Nationwide, according to the Bureau of Labor Statistics, EMT wages come in at $34,320 annually as of May 2018. This is the median salary. If you lined all the EMTs in the country up from the highest to the lowest paid, the median wage would be the person in the middle. On Salary.com, the number is a little higher, averaging out at $35,834. The lowest 10-percent tier earned $22,760, while the highest 10 percent earned more than $58,640.
These figures are national averages, however, and there are significant regional variations. Salary.com provides a guide for the average EMT salary in various Texas cities, including:
- Houston, which has an average EMT pay of $36,730.
- San Antonio, with an average EMT pay of $34,902.
- Dallas, which has an average EMT pay of $35,594.
- Austin, with an average EMT pay of $35,297.

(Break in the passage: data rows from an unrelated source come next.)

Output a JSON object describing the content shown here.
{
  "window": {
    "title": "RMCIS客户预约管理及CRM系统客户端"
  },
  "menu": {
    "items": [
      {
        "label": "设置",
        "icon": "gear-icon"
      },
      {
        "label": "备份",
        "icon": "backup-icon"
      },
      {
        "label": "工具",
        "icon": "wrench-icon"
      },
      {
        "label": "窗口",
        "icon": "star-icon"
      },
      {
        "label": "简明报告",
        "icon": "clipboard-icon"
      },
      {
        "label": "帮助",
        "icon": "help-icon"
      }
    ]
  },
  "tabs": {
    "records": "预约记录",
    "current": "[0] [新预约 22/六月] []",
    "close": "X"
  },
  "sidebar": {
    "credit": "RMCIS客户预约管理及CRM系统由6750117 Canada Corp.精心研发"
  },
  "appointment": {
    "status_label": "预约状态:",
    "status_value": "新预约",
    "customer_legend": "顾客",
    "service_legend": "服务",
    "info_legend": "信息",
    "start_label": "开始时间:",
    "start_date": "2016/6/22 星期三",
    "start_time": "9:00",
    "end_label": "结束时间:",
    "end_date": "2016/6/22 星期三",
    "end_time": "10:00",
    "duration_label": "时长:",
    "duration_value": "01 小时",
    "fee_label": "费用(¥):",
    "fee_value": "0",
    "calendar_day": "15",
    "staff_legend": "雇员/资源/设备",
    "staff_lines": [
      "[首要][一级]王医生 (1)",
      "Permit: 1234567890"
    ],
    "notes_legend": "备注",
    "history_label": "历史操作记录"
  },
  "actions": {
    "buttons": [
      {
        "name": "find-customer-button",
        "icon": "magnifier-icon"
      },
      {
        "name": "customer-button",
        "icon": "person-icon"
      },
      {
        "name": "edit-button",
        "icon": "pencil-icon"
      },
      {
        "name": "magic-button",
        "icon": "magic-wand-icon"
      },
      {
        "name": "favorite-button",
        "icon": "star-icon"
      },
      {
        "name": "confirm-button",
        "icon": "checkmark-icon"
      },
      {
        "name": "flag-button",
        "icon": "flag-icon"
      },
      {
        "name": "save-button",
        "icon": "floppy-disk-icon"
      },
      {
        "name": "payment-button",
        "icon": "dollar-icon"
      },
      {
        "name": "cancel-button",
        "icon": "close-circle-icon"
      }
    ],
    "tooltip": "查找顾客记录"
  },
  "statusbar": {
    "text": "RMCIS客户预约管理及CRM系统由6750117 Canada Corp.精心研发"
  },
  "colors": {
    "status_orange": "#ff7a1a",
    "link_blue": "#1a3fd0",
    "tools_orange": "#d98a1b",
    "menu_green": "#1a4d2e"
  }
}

- Fort Worth, which has an average EMT pay of $34,917.
Much of an EMT's job is performed at the scene of an incident and while transporting patients to hospital. It's a physically demanding job, since an EMT has to lift serious ill and immobile patients and perform his duties in difficult environments such as car crash scenes. The work is stressful, often involving life-and-death decisions. Since the job involves emergency response, EMTs must be available to work varying shifts including overnight and on weekends.
Years of Experience
Like most jobs, EMTs earn more as they advance their careers and grow in skills and experience. However, the salary differential between a 5-year qualified EMT and someone who has been in the job for 20 years is not as great as you might expect. The website Payscale provides national-average figures, breaking down the salary progression by years.
- Those with 0-5 years of experience earn about $27,000.
- Those with 5-10 years of experience earn about $31,000.
- Those with 10-20 years of experience earn about $31,000.
- Those with 20+ years of experience earn about $34,000.
We've already seen that geography plays a major role in salary caps, with Texas coming in higher than the national average.
Job Growth Trend
EMTs are in pretty good shape, sustainability-wise. Government data suggests that employment of emergency medical technicians and paramedics will grow 15 percent by 2026, which is more than twice as fast as the growth rate for all occupations. This is largely due to an aging population, which increases the number of health emergencies such as heart attacks and strokes.